■ Work task:
Your job is to print the listing exactly.

■ Data for this exercise:
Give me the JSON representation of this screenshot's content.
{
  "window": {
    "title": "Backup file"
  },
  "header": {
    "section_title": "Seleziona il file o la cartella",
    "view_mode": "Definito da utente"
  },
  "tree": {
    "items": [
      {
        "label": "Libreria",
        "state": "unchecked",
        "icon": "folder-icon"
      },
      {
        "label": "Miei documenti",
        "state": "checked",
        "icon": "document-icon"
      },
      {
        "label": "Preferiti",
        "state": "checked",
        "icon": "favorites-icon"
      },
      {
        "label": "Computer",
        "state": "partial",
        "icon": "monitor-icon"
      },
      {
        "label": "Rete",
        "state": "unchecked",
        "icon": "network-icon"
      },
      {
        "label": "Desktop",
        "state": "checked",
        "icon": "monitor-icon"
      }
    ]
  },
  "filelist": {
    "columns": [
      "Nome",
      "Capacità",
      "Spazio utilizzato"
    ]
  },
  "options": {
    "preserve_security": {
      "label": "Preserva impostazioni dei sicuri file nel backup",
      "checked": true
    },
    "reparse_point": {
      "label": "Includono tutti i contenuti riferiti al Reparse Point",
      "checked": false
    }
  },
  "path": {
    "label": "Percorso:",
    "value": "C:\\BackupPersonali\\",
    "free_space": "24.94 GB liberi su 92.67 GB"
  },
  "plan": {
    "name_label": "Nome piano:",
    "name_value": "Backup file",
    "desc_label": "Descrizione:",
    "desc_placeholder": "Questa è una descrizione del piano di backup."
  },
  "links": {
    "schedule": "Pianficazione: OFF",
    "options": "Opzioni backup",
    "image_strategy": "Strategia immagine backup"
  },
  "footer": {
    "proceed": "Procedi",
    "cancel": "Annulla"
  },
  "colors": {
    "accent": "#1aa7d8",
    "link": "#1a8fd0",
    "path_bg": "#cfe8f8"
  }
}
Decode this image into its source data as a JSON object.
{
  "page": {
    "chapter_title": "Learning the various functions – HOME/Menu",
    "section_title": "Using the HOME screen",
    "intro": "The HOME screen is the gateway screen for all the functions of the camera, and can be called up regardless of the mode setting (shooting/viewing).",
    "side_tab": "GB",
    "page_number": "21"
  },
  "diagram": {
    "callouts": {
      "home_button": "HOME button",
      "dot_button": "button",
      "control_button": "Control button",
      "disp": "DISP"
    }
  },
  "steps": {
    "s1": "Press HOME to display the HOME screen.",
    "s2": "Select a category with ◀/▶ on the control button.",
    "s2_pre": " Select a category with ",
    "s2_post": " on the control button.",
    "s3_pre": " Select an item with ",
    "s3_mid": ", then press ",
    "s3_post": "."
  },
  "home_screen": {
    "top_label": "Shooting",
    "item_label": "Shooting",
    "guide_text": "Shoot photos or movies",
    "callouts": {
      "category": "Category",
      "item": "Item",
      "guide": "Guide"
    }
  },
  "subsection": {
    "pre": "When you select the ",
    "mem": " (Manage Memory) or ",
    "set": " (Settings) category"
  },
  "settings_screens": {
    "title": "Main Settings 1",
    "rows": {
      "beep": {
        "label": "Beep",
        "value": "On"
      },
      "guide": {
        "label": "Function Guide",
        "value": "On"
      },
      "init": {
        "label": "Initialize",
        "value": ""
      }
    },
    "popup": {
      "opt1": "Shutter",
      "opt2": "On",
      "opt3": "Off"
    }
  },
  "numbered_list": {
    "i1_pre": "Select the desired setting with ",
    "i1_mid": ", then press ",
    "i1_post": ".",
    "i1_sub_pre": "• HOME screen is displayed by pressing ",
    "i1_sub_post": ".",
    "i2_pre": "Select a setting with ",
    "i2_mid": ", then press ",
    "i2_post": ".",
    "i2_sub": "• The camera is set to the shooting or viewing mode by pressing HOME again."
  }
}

■ Reply:
Give me the JSON representation of this screenshot's content.
{
  "window": {
    "title": "Backup file"
  },
  "header": {
    "section_title": "Seleziona il file o la cartella",
    "view_mode": "Definito da utente"
  },
  "tree": {
    "items": [
      {
        "label": "Libreria",
        "state": "unchecked",
        "icon": "folder-icon"
      },
      {
        "label": "Miei documenti",
        "state": "checked",
        "icon": "document-icon"
      },
      {
        "label": "Preferiti",
        "state": "checked",
        "icon": "favorites-icon"
      },
      {
        "label": "Computer",
        "state": "partial",
        "icon": "monitor-icon"
      },
      {
        "label": "Rete",
        "state": "unchecked",
        "icon": "network-icon"
      },
      {
        "label": "Desktop",
        "state": "checked",
        "icon": "monitor-icon"
      }
    ]
  },
  "filelist": {
    "columns": [
      "Nome",
      "Capacità",
      "Spazio utilizzato"
    ]
  },
  "options": {
    "preserve_security": {
      "label": "Preserva impostazioni dei sicuri file nel backup",
      "checked": true
    },
    "reparse_point": {
      "label": "Includono tutti i contenuti riferiti al Reparse Point",
      "checked": false
    }
  },
  "path": {
    "label": "Percorso:",
    "value": "C:\\BackupPersonali\\",
    "free_space": "24.94 GB liberi su 92.67 GB"
  },
  "plan": {
    "name_label": "Nome piano:",
    "name_value": "Backup file",
    "desc_label": "Descrizione:",
    "desc_placeholder": "Questa è una descrizione del piano di backup."
  },
  "links": {
    "schedule": "Pianficazione: OFF",
    "options": "Opzioni backup",
    "image_strategy": "Strategia immagine backup"
  },
  "footer": {
    "proceed": "Procedi",
    "cancel": "Annulla"
  },
  "colors": {
    "accent": "#1aa7d8",
    "link": "#1a8fd0",
    "path_bg": "#cfe8f8"
  }
}
Decode this image into its source data as a JSON object.
{
  "page": {
    "chapter_title": "Learning the various functions – HOME/Menu",
    "section_title": "Using the HOME screen",
    "intro": "The HOME screen is the gateway screen for all the functions of the camera, and can be called up regardless of the mode setting (shooting/viewing).",
    "side_tab": "GB",
    "page_number": "21"
  },
  "diagram": {
    "callouts": {
      "home_button": "HOME button",
      "dot_button": "button",
      "control_button": "Control button",
      "disp": "DISP"
    }
  },
  "steps": {
    "s1": "Press HOME to display the HOME screen.",
    "s2": "Select a category with ◀/▶ on the control button.",
    "s2_pre": " Select a category with ",
    "s2_post": " on the control button.",
    "s3_pre": " Select an item with ",
    "s3_mid": ", then press ",
    "s3_post": "."
  },
  "home_screen": {
    "top_label": "Shooting",
    "item_label": "Shooting",
    "guide_text": "Shoot photos or movies",
    "callouts": {
      "category": "Category",
      "item": "Item",
      "guide": "Guide"
    }
  },
  "subsection": {
    "pre": "When you select the ",
    "mem": " (Manage Memory) or ",
    "set": " (Settings) category"
  },
  "settings_screens": {
    "title": "Main Settings 1",
    "rows": {
      "beep": {
        "label": "Beep",
        "value": "On"
      },
      "guide": {
        "label": "Function Guide",
        "value": "On"
      },
      "init": {
        "label": "Initialize",
        "value": ""
      }
    },
    "popup": {
      "opt1": "Shutter",
      "opt2": "On",
      "opt3": "Off"
    }
  },
  "numbered_list": {
    "i1_pre": "Select the desired setting with ",
    "i1_mid": ", then press ",
    "i1_post": ".",
    "i1_sub_pre": "• HOME screen is displayed by pressing ",
    "i1_sub_post": ".",
    "i2_pre": "Select a setting with ",
    "i2_mid": ", then press ",
    "i2_post": ".",
    "i2_sub": "• The camera is set to the shooting or viewing mode by pressing HOME again."
  }
}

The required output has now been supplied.